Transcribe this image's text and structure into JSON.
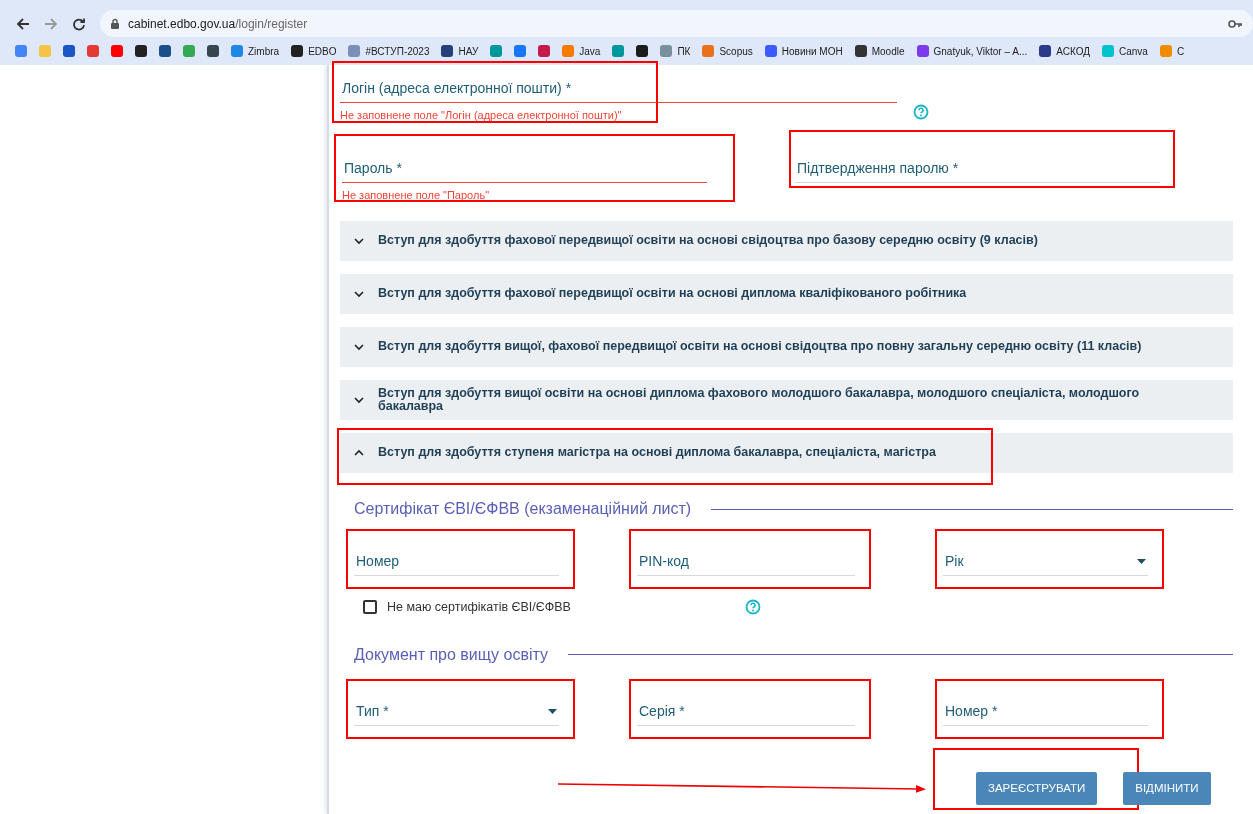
{
  "browser": {
    "url_host": "cabinet.edbo.gov.ua",
    "url_path": "/login/register",
    "bookmarks": [
      {
        "color": "#4285f4"
      },
      {
        "color": "#f6c343"
      },
      {
        "color": "#1a56c4"
      },
      {
        "color": "#e53935"
      },
      {
        "color": "#ff0000"
      },
      {
        "color": "#222222"
      },
      {
        "color": "#1b4f8a"
      },
      {
        "color": "#34a853"
      },
      {
        "color": "#37474f"
      },
      {
        "color": "#1e88e5",
        "label": "Zimbra"
      },
      {
        "color": "#222222",
        "label": "EDBO"
      },
      {
        "color": "#7b8fb8",
        "label": "#ВСТУП-2023"
      },
      {
        "color": "#24417a",
        "label": "НАУ"
      },
      {
        "color": "#00979d"
      },
      {
        "color": "#1877f2"
      },
      {
        "color": "#c51a4a"
      },
      {
        "color": "#f57c00",
        "label": "Java"
      },
      {
        "color": "#00979d"
      },
      {
        "color": "#1c1c1c"
      },
      {
        "color": "#78909c",
        "label": "ПК"
      },
      {
        "color": "#e9711c",
        "label": "Scopus"
      },
      {
        "color": "#3d5afe",
        "label": "Новини МОН"
      },
      {
        "color": "#333333",
        "label": "Moodle"
      },
      {
        "color": "#7c3aed",
        "label": "Gnatyuk, Viktor – A..."
      },
      {
        "color": "#2d3a8c",
        "label": "АСКОД"
      },
      {
        "color": "#00c4cc",
        "label": "Canva"
      },
      {
        "color": "#f08c00",
        "label": "C"
      }
    ]
  },
  "form": {
    "account_fields": [
      {
        "placeholder": "Логін (адреса електронної пошти) *",
        "error": "Не заповнене поле \"Логін (адреса електронної пошти)\"",
        "help": true,
        "highlighted": true
      },
      {
        "placeholder": "Пароль *",
        "error": "Не заповнене поле \"Пароль\"",
        "help": false,
        "highlighted": true
      },
      {
        "placeholder": "Підтвердження паролю *",
        "help": false,
        "highlighted": true
      }
    ],
    "accordions": [
      {
        "title": "Вступ для здобуття фахової передвищої освіти на основі свідоцтва про базову середню освіту (9 класів)",
        "expanded": false,
        "highlighted": false
      },
      {
        "title": "Вступ для здобуття фахової передвищої освіти на основі диплома кваліфікованого робітника",
        "expanded": false,
        "highlighted": false
      },
      {
        "title": "Вступ для здобуття вищої, фахової передвищої освіти на основі свідоцтва про повну загальну середню освіту (11 класів)",
        "expanded": false,
        "highlighted": false
      },
      {
        "title": "Вступ для здобуття вищої освіти на основі диплома фахового молодшого бакалавра, молодшого спеціаліста, молодшого бакалавра",
        "expanded": false,
        "highlighted": false
      },
      {
        "title": "Вступ для здобуття ступеня магістра на основі диплома бакалавра, спеціаліста, магістра",
        "expanded": true,
        "highlighted": true
      }
    ],
    "sections": [
      {
        "title": "Сертифікат ЄВІ/ЄФВВ (екзаменаційний лист)",
        "fields": [
          {
            "kind": "text",
            "placeholder": "Номер",
            "highlighted": true
          },
          {
            "kind": "text",
            "placeholder": "PIN-код",
            "highlighted": true
          },
          {
            "kind": "select",
            "placeholder": "Рік",
            "highlighted": true
          }
        ],
        "checkbox": {
          "label": "Не маю сертифікатів ЄВІ/ЄФВВ",
          "checked": false,
          "help": true
        }
      },
      {
        "title": "Документ про вищу освіту",
        "fields": [
          {
            "kind": "select",
            "placeholder": "Тип *",
            "highlighted": true
          },
          {
            "kind": "text",
            "placeholder": "Серія *",
            "highlighted": true
          },
          {
            "kind": "text",
            "placeholder": "Номер *",
            "highlighted": true
          }
        ]
      }
    ],
    "buttons": [
      {
        "label": "ЗАРЕЄСТРУВАТИ",
        "highlighted": true,
        "pointed": true
      },
      {
        "label": "ВІДМІНИТИ",
        "highlighted": false,
        "pointed": false
      }
    ]
  }
}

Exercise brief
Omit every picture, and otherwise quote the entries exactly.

Response area
Transcribe this image's text and structure into JSON.
{
  "browser": {
    "url_host": "cabinet.edbo.gov.ua",
    "url_path": "/login/register",
    "bookmarks": [
      {
        "color": "#4285f4"
      },
      {
        "color": "#f6c343"
      },
      {
        "color": "#1a56c4"
      },
      {
        "color": "#e53935"
      },
      {
        "color": "#ff0000"
      },
      {
        "color": "#222222"
      },
      {
        "color": "#1b4f8a"
      },
      {
        "color": "#34a853"
      },
      {
        "color": "#37474f"
      },
      {
        "color": "#1e88e5",
        "label": "Zimbra"
      },
      {
        "color": "#222222",
        "label": "EDBO"
      },
      {
        "color": "#7b8fb8",
        "label": "#ВСТУП-2023"
      },
      {
        "color": "#24417a",
        "label": "НАУ"
      },
      {
        "color": "#00979d"
      },
      {
        "color": "#1877f2"
      },
      {
        "color": "#c51a4a"
      },
      {
        "color": "#f57c00",
        "label": "Java"
      },
      {
        "color": "#00979d"
      },
      {
        "color": "#1c1c1c"
      },
      {
        "color": "#78909c",
        "label": "ПК"
      },
      {
        "color": "#e9711c",
        "label": "Scopus"
      },
      {
        "color": "#3d5afe",
        "label": "Новини МОН"
      },
      {
        "color": "#333333",
        "label": "Moodle"
      },
      {
        "color": "#7c3aed",
        "label": "Gnatyuk, Viktor – A..."
      },
      {
        "color": "#2d3a8c",
        "label": "АСКОД"
      },
      {
        "color": "#00c4cc",
        "label": "Canva"
      },
      {
        "color": "#f08c00",
        "label": "C"
      }
    ]
  },
  "form": {
    "account_fields": [
      {
        "placeholder": "Логін (адреса електронної пошти) *",
        "error": "Не заповнене поле \"Логін (адреса електронної пошти)\"",
        "help": true,
        "highlighted": true
      },
      {
        "placeholder": "Пароль *",
        "error": "Не заповнене поле \"Пароль\"",
        "help": false,
        "highlighted": true
      },
      {
        "placeholder": "Підтвердження паролю *",
        "help": false,
        "highlighted": true
      }
    ],
    "accordions": [
      {
        "title": "Вступ для здобуття фахової передвищої освіти на основі свідоцтва про базову середню освіту (9 класів)",
        "expanded": false,
        "highlighted": false
      },
      {
        "title": "Вступ для здобуття фахової передвищої освіти на основі диплома кваліфікованого робітника",
        "expanded": false,
        "highlighted": false
      },
      {
        "title": "Вступ для здобуття вищої, фахової передвищої освіти на основі свідоцтва про повну загальну середню освіту (11 класів)",
        "expanded": false,
        "highlighted": false
      },
      {
        "title": "Вступ для здобуття вищої освіти на основі диплома фахового молодшого бакалавра, молодшого спеціаліста, молодшого бакалавра",
        "expanded": false,
        "highlighted": false
      },
      {
        "title": "Вступ для здобуття ступеня магістра на основі диплома бакалавра, спеціаліста, магістра",
        "expanded": true,
        "highlighted": true
      }
    ],
    "sections": [
      {
        "title": "Сертифікат ЄВІ/ЄФВВ (екзаменаційний лист)",
        "fields": [
          {
            "kind": "text",
            "placeholder": "Номер",
            "highlighted": true
          },
          {
            "kind": "text",
            "placeholder": "PIN-код",
            "highlighted": true
          },
          {
            "kind": "select",
            "placeholder": "Рік",
            "highlighted": true
          }
        ],
        "checkbox": {
          "label": "Не маю сертифікатів ЄВІ/ЄФВВ",
          "checked": false,
          "help": true
        }
      },
      {
        "title": "Документ про вищу освіту",
        "fields": [
          {
            "kind": "select",
            "placeholder": "Тип *",
            "highlighted": true
          },
          {
            "kind": "text",
            "placeholder": "Серія *",
            "highlighted": true
          },
          {
            "kind": "text",
            "placeholder": "Номер *",
            "highlighted": true
          }
        ]
      }
    ],
    "buttons": [
      {
        "label": "ЗАРЕЄСТРУВАТИ",
        "highlighted": true,
        "pointed": true
      },
      {
        "label": "ВІДМІНИТИ",
        "highlighted": false,
        "pointed": false
      }
    ]
  }
}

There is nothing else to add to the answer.